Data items
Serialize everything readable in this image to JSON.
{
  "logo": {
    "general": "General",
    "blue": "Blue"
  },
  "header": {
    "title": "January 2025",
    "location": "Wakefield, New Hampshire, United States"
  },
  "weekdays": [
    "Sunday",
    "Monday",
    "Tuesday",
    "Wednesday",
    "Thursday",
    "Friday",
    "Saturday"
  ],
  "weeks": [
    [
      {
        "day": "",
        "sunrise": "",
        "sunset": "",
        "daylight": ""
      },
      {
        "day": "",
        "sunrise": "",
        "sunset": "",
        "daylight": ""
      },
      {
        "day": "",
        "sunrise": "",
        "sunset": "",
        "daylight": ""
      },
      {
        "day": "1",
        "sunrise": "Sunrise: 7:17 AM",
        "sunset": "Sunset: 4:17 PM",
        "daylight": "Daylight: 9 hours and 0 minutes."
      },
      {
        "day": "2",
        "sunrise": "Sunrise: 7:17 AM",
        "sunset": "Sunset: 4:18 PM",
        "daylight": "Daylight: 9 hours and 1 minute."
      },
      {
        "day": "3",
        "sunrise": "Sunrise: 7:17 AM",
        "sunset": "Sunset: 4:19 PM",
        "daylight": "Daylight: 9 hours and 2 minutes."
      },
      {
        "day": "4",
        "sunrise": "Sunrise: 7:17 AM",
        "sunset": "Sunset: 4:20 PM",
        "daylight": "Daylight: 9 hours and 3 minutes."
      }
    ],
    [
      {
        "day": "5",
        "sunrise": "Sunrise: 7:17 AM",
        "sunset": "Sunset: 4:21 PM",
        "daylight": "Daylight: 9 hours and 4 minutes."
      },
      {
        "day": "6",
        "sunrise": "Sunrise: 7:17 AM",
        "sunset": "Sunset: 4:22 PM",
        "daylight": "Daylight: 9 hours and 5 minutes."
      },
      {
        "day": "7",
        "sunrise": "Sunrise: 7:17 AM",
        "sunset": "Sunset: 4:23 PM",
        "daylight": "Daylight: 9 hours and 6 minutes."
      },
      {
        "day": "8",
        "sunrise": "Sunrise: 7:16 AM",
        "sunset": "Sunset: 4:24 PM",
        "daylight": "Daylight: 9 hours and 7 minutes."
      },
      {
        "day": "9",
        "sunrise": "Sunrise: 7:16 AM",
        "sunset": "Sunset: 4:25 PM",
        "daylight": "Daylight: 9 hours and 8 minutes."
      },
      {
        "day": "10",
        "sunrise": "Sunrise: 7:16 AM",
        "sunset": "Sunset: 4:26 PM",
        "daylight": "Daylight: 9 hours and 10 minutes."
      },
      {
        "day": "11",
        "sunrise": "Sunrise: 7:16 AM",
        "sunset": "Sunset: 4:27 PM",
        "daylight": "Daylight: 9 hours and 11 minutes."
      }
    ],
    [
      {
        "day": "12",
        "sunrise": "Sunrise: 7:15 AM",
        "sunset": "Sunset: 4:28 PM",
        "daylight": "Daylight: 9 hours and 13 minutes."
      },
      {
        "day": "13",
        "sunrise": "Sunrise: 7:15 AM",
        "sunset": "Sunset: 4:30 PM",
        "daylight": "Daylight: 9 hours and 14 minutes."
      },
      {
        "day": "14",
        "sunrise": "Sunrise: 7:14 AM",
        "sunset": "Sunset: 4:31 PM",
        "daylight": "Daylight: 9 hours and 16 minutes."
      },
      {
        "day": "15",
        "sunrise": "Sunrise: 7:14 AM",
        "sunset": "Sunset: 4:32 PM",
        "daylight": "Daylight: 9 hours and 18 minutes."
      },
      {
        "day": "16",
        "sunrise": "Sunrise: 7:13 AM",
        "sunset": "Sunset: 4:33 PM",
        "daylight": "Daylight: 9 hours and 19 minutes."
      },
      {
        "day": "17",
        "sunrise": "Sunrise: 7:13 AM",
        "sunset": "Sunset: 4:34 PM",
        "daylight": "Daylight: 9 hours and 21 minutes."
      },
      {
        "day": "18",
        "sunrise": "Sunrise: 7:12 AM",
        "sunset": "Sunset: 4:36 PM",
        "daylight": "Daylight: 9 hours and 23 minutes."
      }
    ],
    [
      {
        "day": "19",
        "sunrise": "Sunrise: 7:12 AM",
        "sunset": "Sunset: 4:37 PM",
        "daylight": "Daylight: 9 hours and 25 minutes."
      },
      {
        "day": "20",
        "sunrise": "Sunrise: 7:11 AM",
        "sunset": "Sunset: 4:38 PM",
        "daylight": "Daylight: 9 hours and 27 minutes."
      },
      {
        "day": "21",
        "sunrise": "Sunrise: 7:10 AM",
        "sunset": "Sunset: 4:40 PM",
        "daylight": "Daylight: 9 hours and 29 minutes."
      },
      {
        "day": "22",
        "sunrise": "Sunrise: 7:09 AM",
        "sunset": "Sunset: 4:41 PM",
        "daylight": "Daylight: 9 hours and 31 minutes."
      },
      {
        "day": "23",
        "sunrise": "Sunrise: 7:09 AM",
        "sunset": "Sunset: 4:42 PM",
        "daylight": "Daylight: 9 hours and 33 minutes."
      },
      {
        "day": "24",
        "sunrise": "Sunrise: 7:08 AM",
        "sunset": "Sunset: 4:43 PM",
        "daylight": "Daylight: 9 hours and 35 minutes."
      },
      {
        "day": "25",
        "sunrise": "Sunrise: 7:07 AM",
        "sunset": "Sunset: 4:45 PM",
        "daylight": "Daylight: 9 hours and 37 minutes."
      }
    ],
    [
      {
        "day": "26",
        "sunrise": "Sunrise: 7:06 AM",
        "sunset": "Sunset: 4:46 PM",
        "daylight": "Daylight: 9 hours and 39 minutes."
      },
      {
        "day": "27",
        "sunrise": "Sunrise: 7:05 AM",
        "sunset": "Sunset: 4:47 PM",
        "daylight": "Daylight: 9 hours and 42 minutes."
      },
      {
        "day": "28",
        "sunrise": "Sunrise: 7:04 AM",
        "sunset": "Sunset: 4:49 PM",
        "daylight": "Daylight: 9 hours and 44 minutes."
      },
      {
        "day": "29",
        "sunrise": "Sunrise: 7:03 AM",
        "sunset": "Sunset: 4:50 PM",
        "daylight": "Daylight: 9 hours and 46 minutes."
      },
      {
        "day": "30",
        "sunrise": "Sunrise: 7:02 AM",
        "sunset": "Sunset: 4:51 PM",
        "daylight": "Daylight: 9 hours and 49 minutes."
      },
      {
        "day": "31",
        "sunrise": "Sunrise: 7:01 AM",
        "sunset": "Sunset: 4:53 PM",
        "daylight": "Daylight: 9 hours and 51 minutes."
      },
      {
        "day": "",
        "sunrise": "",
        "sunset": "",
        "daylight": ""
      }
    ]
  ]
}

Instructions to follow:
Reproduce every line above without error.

Result of the task:
Serialize everything readable in this image to JSON.
{
  "logo": {
    "general": "General",
    "blue": "Blue"
  },
  "header": {
    "title": "January 2025",
    "location": "Wakefield, New Hampshire, United States"
  },
  "weekdays": [
    "Sunday",
    "Monday",
    "Tuesday",
    "Wednesday",
    "Thursday",
    "Friday",
    "Saturday"
  ],
  "weeks": [
    [
      {
        "day": "",
        "sunrise": "",
        "sunset": "",
        "daylight": ""
      },
      {
        "day": "",
        "sunrise": "",
        "sunset": "",
        "daylight": ""
      },
      {
        "day": "",
        "sunrise": "",
        "sunset": "",
        "daylight": ""
      },
      {
        "day": "1",
        "sunrise": "Sunrise: 7:17 AM",
        "sunset": "Sunset: 4:17 PM",
        "daylight": "Daylight: 9 hours and 0 minutes."
      },
      {
        "day": "2",
        "sunrise": "Sunrise: 7:17 AM",
        "sunset": "Sunset: 4:18 PM",
        "daylight": "Daylight: 9 hours and 1 minute."
      },
      {
        "day": "3",
        "sunrise": "Sunrise: 7:17 AM",
        "sunset": "Sunset: 4:19 PM",
        "daylight": "Daylight: 9 hours and 2 minutes."
      },
      {
        "day": "4",
        "sunrise": "Sunrise: 7:17 AM",
        "sunset": "Sunset: 4:20 PM",
        "daylight": "Daylight: 9 hours and 3 minutes."
      }
    ],
    [
      {
        "day": "5",
        "sunrise": "Sunrise: 7:17 AM",
        "sunset": "Sunset: 4:21 PM",
        "daylight": "Daylight: 9 hours and 4 minutes."
      },
      {
        "day": "6",
        "sunrise": "Sunrise: 7:17 AM",
        "sunset": "Sunset: 4:22 PM",
        "daylight": "Daylight: 9 hours and 5 minutes."
      },
      {
        "day": "7",
        "sunrise": "Sunrise: 7:17 AM",
        "sunset": "Sunset: 4:23 PM",
        "daylight": "Daylight: 9 hours and 6 minutes."
      },
      {
        "day": "8",
        "sunrise": "Sunrise: 7:16 AM",
        "sunset": "Sunset: 4:24 PM",
        "daylight": "Daylight: 9 hours and 7 minutes."
      },
      {
        "day": "9",
        "sunrise": "Sunrise: 7:16 AM",
        "sunset": "Sunset: 4:25 PM",
        "daylight": "Daylight: 9 hours and 8 minutes."
      },
      {
        "day": "10",
        "sunrise": "Sunrise: 7:16 AM",
        "sunset": "Sunset: 4:26 PM",
        "daylight": "Daylight: 9 hours and 10 minutes."
      },
      {
        "day": "11",
        "sunrise": "Sunrise: 7:16 AM",
        "sunset": "Sunset: 4:27 PM",
        "daylight": "Daylight: 9 hours and 11 minutes."
      }
    ],
    [
      {
        "day": "12",
        "sunrise": "Sunrise: 7:15 AM",
        "sunset": "Sunset: 4:28 PM",
        "daylight": "Daylight: 9 hours and 13 minutes."
      },
      {
        "day": "13",
        "sunrise": "Sunrise: 7:15 AM",
        "sunset": "Sunset: 4:30 PM",
        "daylight": "Daylight: 9 hours and 14 minutes."
      },
      {
        "day": "14",
        "sunrise": "Sunrise: 7:14 AM",
        "sunset": "Sunset: 4:31 PM",
        "daylight": "Daylight: 9 hours and 16 minutes."
      },
      {
        "day": "15",
        "sunrise": "Sunrise: 7:14 AM",
        "sunset": "Sunset: 4:32 PM",
        "daylight": "Daylight: 9 hours and 18 minutes."
      },
      {
        "day": "16",
        "sunrise": "Sunrise: 7:13 AM",
        "sunset": "Sunset: 4:33 PM",
        "daylight": "Daylight: 9 hours and 19 minutes."
      },
      {
        "day": "17",
        "sunrise": "Sunrise: 7:13 AM",
        "sunset": "Sunset: 4:34 PM",
        "daylight": "Daylight: 9 hours and 21 minutes."
      },
      {
        "day": "18",
        "sunrise": "Sunrise: 7:12 AM",
        "sunset": "Sunset: 4:36 PM",
        "daylight": "Daylight: 9 hours and 23 minutes."
      }
    ],
    [
      {
        "day": "19",
        "sunrise": "Sunrise: 7:12 AM",
        "sunset": "Sunset: 4:37 PM",
        "daylight": "Daylight: 9 hours and 25 minutes."
      },
      {
        "day": "20",
        "sunrise": "Sunrise: 7:11 AM",
        "sunset": "Sunset: 4:38 PM",
        "daylight": "Daylight: 9 hours and 27 minutes."
      },
      {
        "day": "21",
        "sunrise": "Sunrise: 7:10 AM",
        "sunset": "Sunset: 4:40 PM",
        "daylight": "Daylight: 9 hours and 29 minutes."
      },
      {
        "day": "22",
        "sunrise": "Sunrise: 7:09 AM",
        "sunset": "Sunset: 4:41 PM",
        "daylight": "Daylight: 9 hours and 31 minutes."
      },
      {
        "day": "23",
        "sunrise": "Sunrise: 7:09 AM",
        "sunset": "Sunset: 4:42 PM",
        "daylight": "Daylight: 9 hours and 33 minutes."
      },
      {
        "day": "24",
        "sunrise": "Sunrise: 7:08 AM",
        "sunset": "Sunset: 4:43 PM",
        "daylight": "Daylight: 9 hours and 35 minutes."
      },
      {
        "day": "25",
        "sunrise": "Sunrise: 7:07 AM",
        "sunset": "Sunset: 4:45 PM",
        "daylight": "Daylight: 9 hours and 37 minutes."
      }
    ],
    [
      {
        "day": "26",
        "sunrise": "Sunrise: 7:06 AM",
        "sunset": "Sunset: 4:46 PM",
        "daylight": "Daylight: 9 hours and 39 minutes."
      },
      {
        "day": "27",
        "sunrise": "Sunrise: 7:05 AM",
        "sunset": "Sunset: 4:47 PM",
        "daylight": "Daylight: 9 hours and 42 minutes."
      },
      {
        "day": "28",
        "sunrise": "Sunrise: 7:04 AM",
        "sunset": "Sunset: 4:49 PM",
        "daylight": "Daylight: 9 hours and 44 minutes."
      },
      {
        "day": "29",
        "sunrise": "Sunrise: 7:03 AM",
        "sunset": "Sunset: 4:50 PM",
        "daylight": "Daylight: 9 hours and 46 minutes."
      },
      {
        "day": "30",
        "sunrise": "Sunrise: 7:02 AM",
        "sunset": "Sunset: 4:51 PM",
        "daylight": "Daylight: 9 hours and 49 minutes."
      },
      {
        "day": "31",
        "sunrise": "Sunrise: 7:01 AM",
        "sunset": "Sunset: 4:53 PM",
        "daylight": "Daylight: 9 hours and 51 minutes."
      },
      {
        "day": "",
        "sunrise": "",
        "sunset": "",
        "daylight": ""
      }
    ]
  ]
}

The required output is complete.